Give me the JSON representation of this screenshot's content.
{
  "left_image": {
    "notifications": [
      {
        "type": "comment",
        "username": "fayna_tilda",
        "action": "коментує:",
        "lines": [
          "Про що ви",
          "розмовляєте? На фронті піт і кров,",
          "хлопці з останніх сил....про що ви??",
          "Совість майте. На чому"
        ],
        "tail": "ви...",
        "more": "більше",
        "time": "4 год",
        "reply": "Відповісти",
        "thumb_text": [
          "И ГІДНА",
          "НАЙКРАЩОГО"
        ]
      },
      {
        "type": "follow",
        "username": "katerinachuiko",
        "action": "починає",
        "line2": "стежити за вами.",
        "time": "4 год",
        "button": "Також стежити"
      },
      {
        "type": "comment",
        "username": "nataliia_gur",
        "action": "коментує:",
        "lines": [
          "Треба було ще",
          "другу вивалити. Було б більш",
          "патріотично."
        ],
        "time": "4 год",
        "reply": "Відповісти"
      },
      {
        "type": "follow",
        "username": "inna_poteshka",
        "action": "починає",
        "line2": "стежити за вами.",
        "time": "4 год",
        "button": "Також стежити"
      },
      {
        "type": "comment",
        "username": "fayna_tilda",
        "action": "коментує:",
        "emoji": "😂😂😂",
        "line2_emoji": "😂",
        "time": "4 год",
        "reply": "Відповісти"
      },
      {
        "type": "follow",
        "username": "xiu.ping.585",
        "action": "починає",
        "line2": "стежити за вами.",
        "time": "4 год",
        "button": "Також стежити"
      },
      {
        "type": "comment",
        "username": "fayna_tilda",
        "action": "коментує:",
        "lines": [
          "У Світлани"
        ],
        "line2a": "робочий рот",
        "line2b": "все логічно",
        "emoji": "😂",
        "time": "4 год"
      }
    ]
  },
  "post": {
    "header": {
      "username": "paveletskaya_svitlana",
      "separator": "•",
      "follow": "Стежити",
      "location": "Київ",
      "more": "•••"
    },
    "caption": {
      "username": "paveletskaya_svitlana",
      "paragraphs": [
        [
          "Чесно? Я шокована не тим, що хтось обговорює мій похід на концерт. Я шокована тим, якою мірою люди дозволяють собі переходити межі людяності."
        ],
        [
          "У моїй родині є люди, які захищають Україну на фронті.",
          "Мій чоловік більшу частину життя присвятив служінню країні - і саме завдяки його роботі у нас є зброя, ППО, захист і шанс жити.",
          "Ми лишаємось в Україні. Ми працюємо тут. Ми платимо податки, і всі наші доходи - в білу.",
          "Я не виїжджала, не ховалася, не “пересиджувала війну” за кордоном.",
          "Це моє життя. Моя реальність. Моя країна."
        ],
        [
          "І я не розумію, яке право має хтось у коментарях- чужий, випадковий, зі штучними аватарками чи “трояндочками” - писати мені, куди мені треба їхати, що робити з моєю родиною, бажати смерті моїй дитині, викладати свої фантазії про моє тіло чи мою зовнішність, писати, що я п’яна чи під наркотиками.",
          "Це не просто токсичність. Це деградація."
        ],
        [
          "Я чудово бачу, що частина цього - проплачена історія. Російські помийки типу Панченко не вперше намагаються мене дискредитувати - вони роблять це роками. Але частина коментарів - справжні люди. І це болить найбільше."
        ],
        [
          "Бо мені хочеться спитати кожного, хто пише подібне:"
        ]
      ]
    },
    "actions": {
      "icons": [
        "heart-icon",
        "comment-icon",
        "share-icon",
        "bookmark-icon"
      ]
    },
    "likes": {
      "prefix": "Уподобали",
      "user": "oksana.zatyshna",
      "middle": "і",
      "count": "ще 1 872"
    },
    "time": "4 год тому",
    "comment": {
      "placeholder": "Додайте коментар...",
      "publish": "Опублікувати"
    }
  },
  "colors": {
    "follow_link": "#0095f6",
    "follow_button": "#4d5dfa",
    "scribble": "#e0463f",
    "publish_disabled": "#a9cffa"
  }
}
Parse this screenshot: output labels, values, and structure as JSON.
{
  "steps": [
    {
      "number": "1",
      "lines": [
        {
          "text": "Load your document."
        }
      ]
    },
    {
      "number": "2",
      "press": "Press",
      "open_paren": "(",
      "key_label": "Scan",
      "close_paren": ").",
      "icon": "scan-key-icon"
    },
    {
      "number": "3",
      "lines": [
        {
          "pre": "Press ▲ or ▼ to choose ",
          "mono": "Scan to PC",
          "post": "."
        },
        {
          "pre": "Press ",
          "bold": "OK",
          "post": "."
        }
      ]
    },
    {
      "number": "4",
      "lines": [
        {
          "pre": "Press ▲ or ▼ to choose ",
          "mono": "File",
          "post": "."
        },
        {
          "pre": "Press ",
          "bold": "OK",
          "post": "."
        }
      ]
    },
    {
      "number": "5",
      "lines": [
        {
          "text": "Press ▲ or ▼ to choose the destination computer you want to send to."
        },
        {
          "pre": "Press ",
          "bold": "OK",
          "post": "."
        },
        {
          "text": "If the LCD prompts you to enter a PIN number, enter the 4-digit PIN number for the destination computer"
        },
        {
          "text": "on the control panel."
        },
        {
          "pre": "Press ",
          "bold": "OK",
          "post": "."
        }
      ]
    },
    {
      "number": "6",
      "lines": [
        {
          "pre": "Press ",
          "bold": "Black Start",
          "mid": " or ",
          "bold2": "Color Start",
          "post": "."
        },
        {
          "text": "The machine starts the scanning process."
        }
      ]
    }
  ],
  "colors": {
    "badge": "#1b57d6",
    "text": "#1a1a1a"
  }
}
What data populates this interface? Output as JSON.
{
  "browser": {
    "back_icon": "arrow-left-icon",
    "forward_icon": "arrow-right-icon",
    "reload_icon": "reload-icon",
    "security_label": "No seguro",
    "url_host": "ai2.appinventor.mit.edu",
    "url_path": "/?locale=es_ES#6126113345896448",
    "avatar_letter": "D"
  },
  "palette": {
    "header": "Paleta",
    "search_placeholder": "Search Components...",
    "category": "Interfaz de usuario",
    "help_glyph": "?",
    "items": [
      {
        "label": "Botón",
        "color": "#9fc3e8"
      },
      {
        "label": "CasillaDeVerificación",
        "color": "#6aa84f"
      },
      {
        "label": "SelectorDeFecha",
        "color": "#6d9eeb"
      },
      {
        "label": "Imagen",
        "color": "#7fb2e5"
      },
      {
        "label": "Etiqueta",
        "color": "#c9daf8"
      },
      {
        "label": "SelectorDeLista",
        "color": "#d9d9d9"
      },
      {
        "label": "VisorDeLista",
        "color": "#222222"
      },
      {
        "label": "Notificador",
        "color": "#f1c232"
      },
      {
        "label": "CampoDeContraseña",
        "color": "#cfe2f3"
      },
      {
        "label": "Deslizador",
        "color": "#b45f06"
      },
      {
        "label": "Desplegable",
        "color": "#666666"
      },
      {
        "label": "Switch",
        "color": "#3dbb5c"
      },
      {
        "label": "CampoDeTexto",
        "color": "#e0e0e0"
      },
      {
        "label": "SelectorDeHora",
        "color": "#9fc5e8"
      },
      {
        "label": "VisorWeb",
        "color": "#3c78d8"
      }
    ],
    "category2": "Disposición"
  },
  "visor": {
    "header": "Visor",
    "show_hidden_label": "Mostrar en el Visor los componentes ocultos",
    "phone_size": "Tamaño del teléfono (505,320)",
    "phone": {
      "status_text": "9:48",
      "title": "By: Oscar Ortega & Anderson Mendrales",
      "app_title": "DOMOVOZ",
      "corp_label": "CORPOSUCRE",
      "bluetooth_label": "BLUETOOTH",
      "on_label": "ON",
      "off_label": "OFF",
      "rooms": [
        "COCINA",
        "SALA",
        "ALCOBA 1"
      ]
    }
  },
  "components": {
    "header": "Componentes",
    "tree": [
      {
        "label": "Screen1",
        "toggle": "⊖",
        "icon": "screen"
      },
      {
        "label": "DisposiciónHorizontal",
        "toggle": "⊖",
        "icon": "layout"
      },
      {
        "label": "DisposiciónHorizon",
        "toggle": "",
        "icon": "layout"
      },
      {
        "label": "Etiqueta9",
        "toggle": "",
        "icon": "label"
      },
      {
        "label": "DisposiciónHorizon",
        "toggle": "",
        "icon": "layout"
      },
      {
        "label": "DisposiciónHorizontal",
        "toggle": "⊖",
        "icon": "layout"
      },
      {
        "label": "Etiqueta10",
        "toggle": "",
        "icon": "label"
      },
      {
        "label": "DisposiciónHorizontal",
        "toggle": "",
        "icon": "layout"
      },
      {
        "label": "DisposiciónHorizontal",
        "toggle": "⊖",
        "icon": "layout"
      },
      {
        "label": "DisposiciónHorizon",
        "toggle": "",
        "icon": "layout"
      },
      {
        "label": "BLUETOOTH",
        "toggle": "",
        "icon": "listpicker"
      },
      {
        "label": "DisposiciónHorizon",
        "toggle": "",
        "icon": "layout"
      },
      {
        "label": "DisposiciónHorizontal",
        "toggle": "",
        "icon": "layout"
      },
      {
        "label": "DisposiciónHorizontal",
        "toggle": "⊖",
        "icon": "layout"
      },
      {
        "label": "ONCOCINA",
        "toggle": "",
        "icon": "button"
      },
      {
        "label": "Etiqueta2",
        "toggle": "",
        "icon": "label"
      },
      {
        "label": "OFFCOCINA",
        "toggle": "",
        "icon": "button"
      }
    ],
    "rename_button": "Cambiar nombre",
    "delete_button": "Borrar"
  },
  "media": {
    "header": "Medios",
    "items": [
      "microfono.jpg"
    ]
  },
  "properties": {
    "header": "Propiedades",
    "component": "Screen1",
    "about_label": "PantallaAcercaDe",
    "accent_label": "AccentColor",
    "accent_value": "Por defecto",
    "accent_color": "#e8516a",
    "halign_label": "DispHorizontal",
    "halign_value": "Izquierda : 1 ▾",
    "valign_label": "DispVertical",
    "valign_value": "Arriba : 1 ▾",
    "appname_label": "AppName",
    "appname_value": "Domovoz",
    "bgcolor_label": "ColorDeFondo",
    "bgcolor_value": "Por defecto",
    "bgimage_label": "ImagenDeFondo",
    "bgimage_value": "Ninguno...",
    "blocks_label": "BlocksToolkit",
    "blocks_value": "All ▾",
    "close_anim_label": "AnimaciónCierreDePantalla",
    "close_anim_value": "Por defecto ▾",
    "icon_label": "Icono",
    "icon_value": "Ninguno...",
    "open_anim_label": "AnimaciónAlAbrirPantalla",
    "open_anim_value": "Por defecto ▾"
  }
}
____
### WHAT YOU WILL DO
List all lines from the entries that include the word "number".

### SOLUTION FOR THIS EXERCISE
      "number": "1",
      "number": "2",
      "number": "3",
      "number": "4",
      "number": "5",
          "text": "If the LCD prompts you to enter a PIN number, enter the 4-digit PIN number for the destination computer"
      "number": "6",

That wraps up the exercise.